- Rural electric cooperatives and some investor-owned utilities (IOUs) are incurring animosity from the 72 municipally owned electric utilities (munis) in Indiana for blocking their growth, the Fort Wayne Journal-Gazette reports.
- A 2002 change in law allowed the munis, which have 7% of Indiana's electricity customers, to ask the Indiana Utility Regulatory Commission for service territory in land annexed into their communities. Cooperatives grew 14% from 2001 through 2012 and munis grew only 2.8%. 28 communities out of 72 served by munis have since sought territory changes for purposes of annexation.
- Cities that annex territory must compensate the existing provider, buy the infrastructure, and compensate for five years of growth. Indiana legislators are looking for a new formula to compensate existing providers because the takeover provision discourages coops and IOUs from investing in infrastructure in undeveloped areas.

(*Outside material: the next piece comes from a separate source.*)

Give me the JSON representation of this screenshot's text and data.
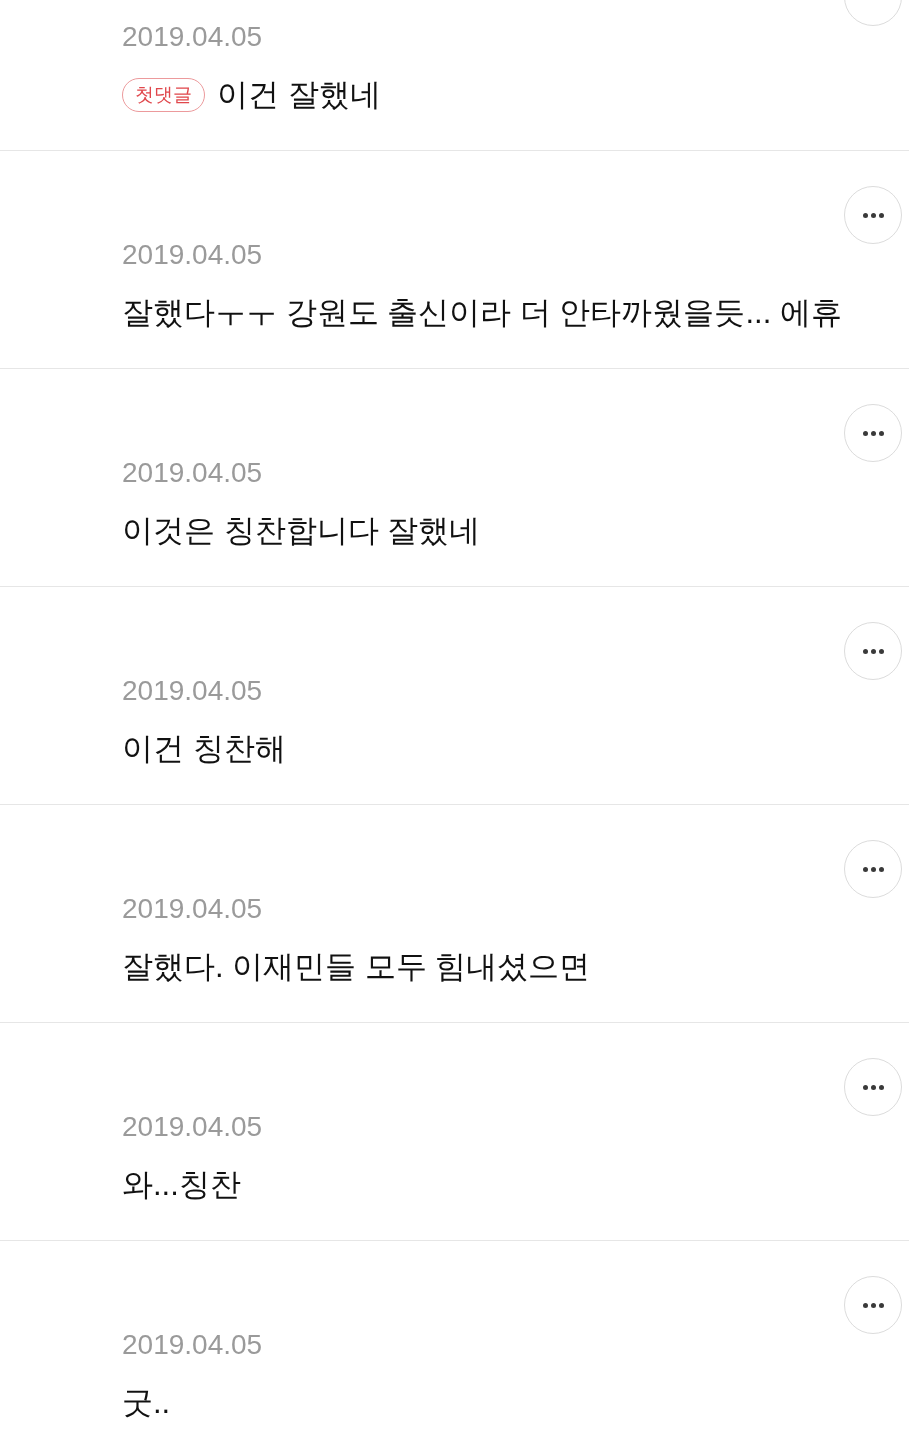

Cooperatives are member owned, provide electricity to rural consumers, and control about 80% of Indiana’s electric customers. For-profit, investor-owned utilities like Duke Energy, AEP, and NIPSCO control most of the rest.
Many cities expect to obtain electricity more reliably and at a lower cost through a municipally-owned provider. They also accuse the cooperatives and IOUs of taking a “monopolistic” approach by attempting to control customers who otherwise would join them.

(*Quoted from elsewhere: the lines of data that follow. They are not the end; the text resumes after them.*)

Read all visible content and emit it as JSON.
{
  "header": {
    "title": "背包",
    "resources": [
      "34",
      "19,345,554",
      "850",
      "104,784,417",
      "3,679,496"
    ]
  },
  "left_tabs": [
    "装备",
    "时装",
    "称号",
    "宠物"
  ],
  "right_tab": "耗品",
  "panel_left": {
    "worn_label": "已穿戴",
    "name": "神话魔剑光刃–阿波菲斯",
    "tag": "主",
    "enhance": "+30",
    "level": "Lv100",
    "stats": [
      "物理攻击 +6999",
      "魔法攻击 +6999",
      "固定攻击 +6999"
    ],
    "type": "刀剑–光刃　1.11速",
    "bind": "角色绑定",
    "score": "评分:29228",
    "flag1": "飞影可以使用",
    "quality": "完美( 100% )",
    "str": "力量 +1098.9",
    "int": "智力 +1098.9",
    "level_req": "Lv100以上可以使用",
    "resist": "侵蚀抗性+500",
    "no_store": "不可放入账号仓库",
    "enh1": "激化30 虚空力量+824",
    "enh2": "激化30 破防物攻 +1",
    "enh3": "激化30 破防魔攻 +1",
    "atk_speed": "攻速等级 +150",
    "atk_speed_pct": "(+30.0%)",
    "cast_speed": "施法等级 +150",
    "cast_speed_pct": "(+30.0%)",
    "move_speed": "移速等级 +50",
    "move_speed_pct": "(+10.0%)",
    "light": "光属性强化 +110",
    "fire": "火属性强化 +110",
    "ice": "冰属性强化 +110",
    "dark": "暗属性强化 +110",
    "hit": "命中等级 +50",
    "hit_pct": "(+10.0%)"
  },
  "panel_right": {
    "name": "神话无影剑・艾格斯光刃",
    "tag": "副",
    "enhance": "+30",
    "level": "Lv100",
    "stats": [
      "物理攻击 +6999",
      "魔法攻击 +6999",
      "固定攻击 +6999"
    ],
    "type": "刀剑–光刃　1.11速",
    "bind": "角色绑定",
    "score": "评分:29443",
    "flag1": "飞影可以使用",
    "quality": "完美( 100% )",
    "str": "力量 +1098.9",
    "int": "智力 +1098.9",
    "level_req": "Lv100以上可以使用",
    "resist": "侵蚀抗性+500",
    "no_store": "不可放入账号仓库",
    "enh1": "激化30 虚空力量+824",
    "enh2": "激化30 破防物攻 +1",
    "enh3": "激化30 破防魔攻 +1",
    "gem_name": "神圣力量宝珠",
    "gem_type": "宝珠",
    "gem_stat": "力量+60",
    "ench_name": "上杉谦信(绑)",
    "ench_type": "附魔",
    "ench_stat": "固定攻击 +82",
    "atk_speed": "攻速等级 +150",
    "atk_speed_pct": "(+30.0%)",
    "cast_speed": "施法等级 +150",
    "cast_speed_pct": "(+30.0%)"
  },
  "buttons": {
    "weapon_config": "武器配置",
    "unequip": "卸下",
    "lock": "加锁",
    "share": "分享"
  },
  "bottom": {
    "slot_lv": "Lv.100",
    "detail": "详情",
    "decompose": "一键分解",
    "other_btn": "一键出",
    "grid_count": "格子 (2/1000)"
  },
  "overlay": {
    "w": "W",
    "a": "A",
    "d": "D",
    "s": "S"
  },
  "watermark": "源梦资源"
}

Last year, State Sen. Mike Crider (R-Greenfield) proposed a bill to address the annexation issue, but it was never taken up. He told the Journal-Gazette he will try again in 2015.
“I think what we are seeing is really a result of tax caps,” Crider told the local paper. “Cities are looking to improve their tax base, so they seek to annex, and electric service is a result of that. I think the annexations have happened enough that if you are a rural electric or investor-owned, it’s a concern. They feel like if they don’t do something, it could get out of hand.”
The Journal-Gazette reports Crider has not settled on final language for the bill, but that it likely will involve ending annexation or devising a new formula to compensate existing electric providers.